When Royal Bank of Scotland introduced an online chatbot to the public in 2016, executives were keen to present the technology as an aid for hard-pressed call-centre agents. But it was clear the chatbot’s powers would grow and perhaps, in time, could come to rival those of its human colleagues.
Artificial intelligence, RBS said, lets the chatbot — first named Luvo but now called Assist — handle routine web chat requests from clients, such as queries about address changes or asking for a bank card to be authorised. This would free human advisers to help customers with more complex questions.
The initial trial that began in December has been limited to 10 per cent of RBS customers in Scotland who use web chat to communicate with the bank. Queries that Assist cannot understand or process are passed to human advisers.
But Assist’s “cognitive” capabilities, provided by IBM’s cloud-based Watson platform, mean it will learn to handle a greater range of more complex tasks. IBM executives suggest this could even reach the point where it might be able to understand how a customer is feeling — dissatisfied, frustrated, happy — and change its tone and actions accordingly.
The rise of AI in handling customer inquiries across a range of industries — from retail to energy companies — strongly suggests that human jobs in call centres may eventually be whittled away, but that those who remain in employment are likely to be handling more complex inquiries, says Shamus Rae, head of innovation and investment at management consultancy KPMG.
“AI is already making its presence felt by its ability to handle web chats, and over the next 18 months we expect to see the same automation of simple transactions happen with voice calls too,” he says. “That, to my mind, can only lead to the replacement of some call-centre staff, but there will still be a need for human-to-human conversations to work through more complicated issues with customers.”
Whether that adds to staff stress levels, by leaving them to focus only on difficult customers with serious problems, or makes the job more interesting will probably depend on the attitude and aptitude of call-centre workers. In job satisfaction terms, AI could be a good thing, suggests Graeme Gabriel, a former call-centre agent and manager who now works as a consultant at call-centre software company Verint.

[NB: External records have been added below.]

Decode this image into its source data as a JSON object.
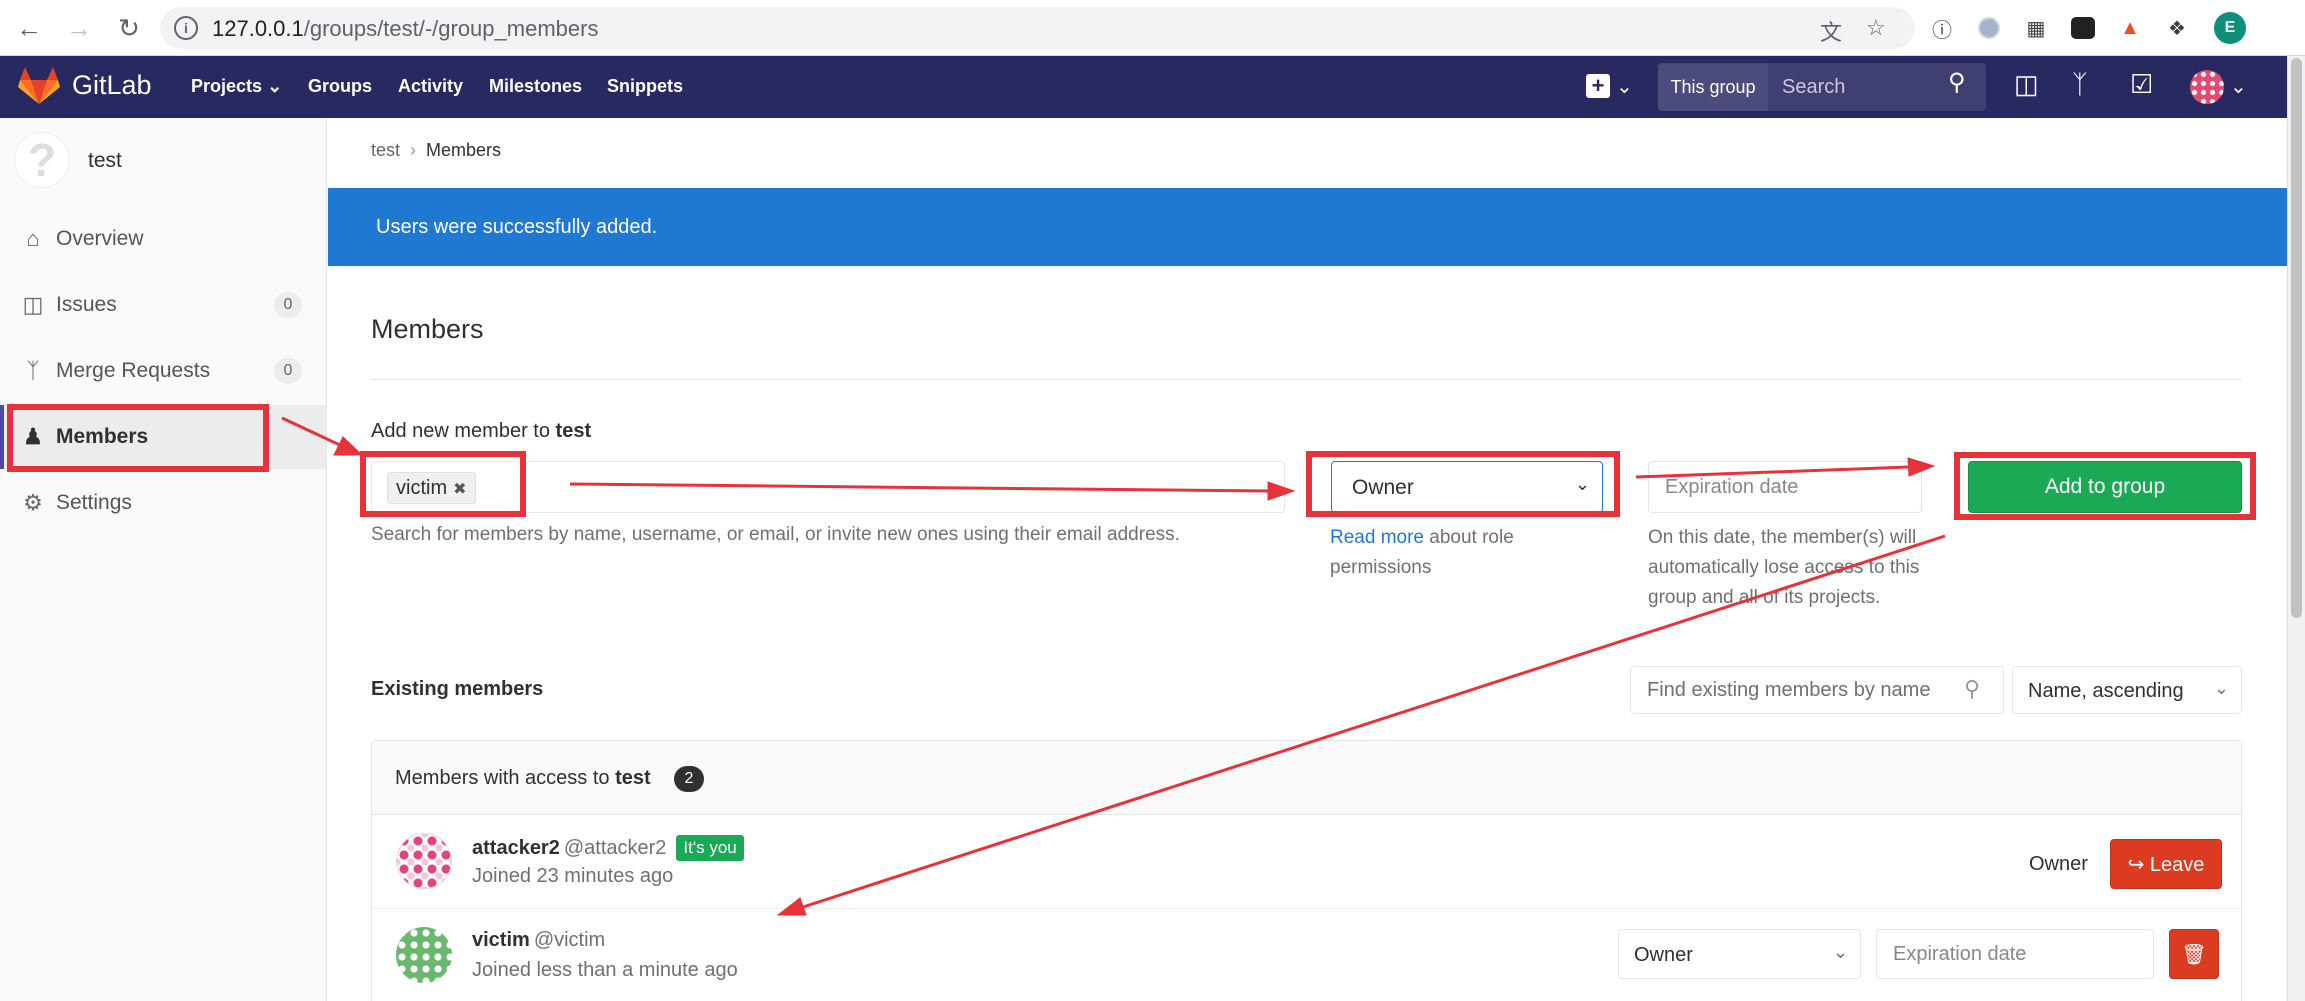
{
  "browser": {
    "url_host": "127.0.0.1",
    "url_path": "/groups/test/-/group_members",
    "profile_initial": "E"
  },
  "navbar": {
    "brand": "GitLab",
    "links": [
      "Projects",
      "Groups",
      "Activity",
      "Milestones",
      "Snippets"
    ],
    "search_scope": "This group",
    "search_placeholder": "Search"
  },
  "sidebar": {
    "group_name": "test",
    "items": [
      {
        "label": "Overview",
        "icon": "home-icon"
      },
      {
        "label": "Issues",
        "icon": "issues-icon",
        "count": "0"
      },
      {
        "label": "Merge Requests",
        "icon": "merge-request-icon",
        "count": "0"
      },
      {
        "label": "Members",
        "icon": "users-icon",
        "active": true
      },
      {
        "label": "Settings",
        "icon": "gear-icon"
      }
    ]
  },
  "breadcrumb": [
    "test",
    "Members"
  ],
  "flash": "Users were successfully added.",
  "page_title": "Members",
  "add_member": {
    "label": "Add new member to",
    "group": "test",
    "token": "victim",
    "help": "Search for members by name, username, or email, or invite new ones using their email address.",
    "role": "Owner",
    "read_more_link": "Read more",
    "read_more_rest": "about role permissions",
    "expiration_placeholder": "Expiration date",
    "expiration_help": "On this date, the member(s) will automatically lose access to this group and all of its projects.",
    "submit": "Add to group"
  },
  "existing": {
    "label": "Existing members",
    "find_placeholder": "Find existing members by name",
    "sort": "Name, ascending",
    "panel_title": "Members with access to",
    "panel_group": "test",
    "count": "2",
    "members": [
      {
        "name": "attacker2",
        "username": "@attacker2",
        "badge": "It's you",
        "joined": "Joined 23 minutes ago",
        "role": "Owner",
        "action": "Leave"
      },
      {
        "name": "victim",
        "username": "@victim",
        "joined": "Joined less than a minute ago",
        "role": "Owner",
        "expiration_placeholder": "Expiration date"
      }
    ]
  },
  "colors": {
    "navbar": "#292961",
    "flash": "#1f78d1",
    "success": "#1aaa55",
    "danger": "#db3b21",
    "annotation": "#e8323a"
  }
}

“As a call-centre agent, it’s those more complex inquiries that are the more rewarding part of the job,” he says. “After several hours straight on the phone, taking calls about simple things like a change of address, you actually look forward to someone calling up with an issue, even if they’re having a bit of a moan, because that brings into play your customer service skills, the stuff you’ve been trained to handle.”
Like many in the call-centre industry, he sees a role for AI not just in automating the mundane and routine, but also in assisting human workers to solve complex and challenging problems.
Much of the training that call-centre agents receive, Mr Gabriel, says, focuses on managing customer “hold times” — the amount of time someone has to wait on the other end of the phone listening to music or company messages — while staff search for information or type in data. Lengthy hold times can make customers impatient.
Instead, AI could be working in the background, acting as a smart assistant to call-centre agents, feeding them accurate, up-to-date information, prompting them to ask the right questions and guiding their responses to queries.
Sheryl Kingstone, analyst at emerging technology specialist 451 Research, thinks this kind of AI “intelligence layer” is overdue. “Typically, staff use a trial-and-error script to question the customer and gain a better understanding of the request or problem, but this is time consuming and inaccurate, increasing fatigue and frustration both for the employee and the customer.”
By guiding interactions, AI could help humans focus more on meeting customers’ needs, building relationships with them and increasing revenues through selling additional products and services, according to Stian Westlake, executive director of policy and research at innovation agency Nesta.
“AI also makes it easier to connect customers to call-centre workers with particular skills, such as problem resolution or sales, making call-centre jobs more differentiated, since it makes it easier to deploy talented call-centre staff to calls where they can really add value,” he adds.
This shift is already under way, says Chetan Dube, chief executive of IPSoft, the company behind AI virtual agent Amelia. Amelia is assisting call-centre staff rather than interacting directly with customers in about 10 of the 30 IPSoft clients who have deployed it. These include a Swiss bank that is using Amelia to guide call-centre agents through the process of helping customers with their retirement planning.
Mr Dube says: “There are two aspects to the use of AI in call centres. One is through the displacement of mundane chores that represent a waste of the brains and talents of call-centre agents. The second is as assisted intelligence, which leads to an augmented experience for agent and customer. I’d argue this makes the job of call-centre agent more fulfilling. It elevates the worker.”
Joe Gagnon, chief customer strategy officer at technology company Aspect Software, says the ability of AI to take on routine matters will benefit staff. “As a result they will be happier, of greater value to the company, and develop a more positive perspective on their role.”